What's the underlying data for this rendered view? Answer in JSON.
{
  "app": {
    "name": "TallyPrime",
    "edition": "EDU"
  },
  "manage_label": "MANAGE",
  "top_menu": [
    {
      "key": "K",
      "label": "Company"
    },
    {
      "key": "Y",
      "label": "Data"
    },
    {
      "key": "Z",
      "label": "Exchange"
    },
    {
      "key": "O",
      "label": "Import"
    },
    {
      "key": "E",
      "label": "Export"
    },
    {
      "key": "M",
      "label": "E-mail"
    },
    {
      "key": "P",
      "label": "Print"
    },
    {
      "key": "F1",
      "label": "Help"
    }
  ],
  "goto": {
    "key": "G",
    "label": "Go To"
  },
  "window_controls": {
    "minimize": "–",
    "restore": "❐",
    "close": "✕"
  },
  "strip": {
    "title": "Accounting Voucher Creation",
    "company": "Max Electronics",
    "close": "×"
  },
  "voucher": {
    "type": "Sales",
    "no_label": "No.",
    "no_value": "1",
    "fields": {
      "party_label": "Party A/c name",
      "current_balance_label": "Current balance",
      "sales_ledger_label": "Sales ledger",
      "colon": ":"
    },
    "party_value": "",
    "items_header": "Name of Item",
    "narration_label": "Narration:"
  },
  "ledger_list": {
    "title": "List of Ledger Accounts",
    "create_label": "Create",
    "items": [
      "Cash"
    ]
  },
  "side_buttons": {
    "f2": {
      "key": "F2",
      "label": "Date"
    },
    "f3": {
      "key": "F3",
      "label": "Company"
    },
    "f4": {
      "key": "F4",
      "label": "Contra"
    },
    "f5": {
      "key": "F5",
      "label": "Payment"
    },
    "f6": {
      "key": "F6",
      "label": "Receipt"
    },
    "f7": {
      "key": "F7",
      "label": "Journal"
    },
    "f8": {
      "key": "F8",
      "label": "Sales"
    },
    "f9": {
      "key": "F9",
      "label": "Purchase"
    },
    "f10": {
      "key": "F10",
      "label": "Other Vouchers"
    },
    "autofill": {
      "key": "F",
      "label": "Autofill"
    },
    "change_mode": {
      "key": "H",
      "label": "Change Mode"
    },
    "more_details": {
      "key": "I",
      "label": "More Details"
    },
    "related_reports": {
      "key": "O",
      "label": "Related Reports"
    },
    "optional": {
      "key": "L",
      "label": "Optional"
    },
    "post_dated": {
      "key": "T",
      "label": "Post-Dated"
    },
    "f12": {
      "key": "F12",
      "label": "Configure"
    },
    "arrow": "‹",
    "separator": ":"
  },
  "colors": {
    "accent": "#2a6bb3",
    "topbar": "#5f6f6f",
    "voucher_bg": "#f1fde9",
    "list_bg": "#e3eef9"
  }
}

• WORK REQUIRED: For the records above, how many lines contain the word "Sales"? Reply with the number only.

• PROBLEM SOLUTION: 3